▼

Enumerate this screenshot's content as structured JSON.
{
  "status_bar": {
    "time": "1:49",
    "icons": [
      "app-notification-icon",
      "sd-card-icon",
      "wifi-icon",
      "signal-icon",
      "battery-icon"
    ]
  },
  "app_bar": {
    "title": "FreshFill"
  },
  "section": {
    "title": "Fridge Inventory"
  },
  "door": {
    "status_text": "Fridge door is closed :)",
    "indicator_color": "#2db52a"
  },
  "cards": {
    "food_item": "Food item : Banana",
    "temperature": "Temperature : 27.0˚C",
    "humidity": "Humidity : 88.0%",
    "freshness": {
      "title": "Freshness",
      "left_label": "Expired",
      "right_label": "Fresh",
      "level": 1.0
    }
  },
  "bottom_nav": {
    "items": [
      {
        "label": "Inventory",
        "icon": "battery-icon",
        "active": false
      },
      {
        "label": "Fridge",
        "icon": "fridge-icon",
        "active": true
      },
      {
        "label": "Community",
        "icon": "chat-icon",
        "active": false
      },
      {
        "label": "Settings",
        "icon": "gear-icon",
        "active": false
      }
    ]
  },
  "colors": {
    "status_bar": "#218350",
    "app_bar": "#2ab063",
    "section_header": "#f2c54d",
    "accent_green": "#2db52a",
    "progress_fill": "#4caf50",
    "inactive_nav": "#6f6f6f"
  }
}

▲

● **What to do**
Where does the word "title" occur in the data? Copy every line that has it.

● **Solution to the exercise**
    "title": "FreshFill"
    "title": "Fridge Inventory"
      "title": "Freshness",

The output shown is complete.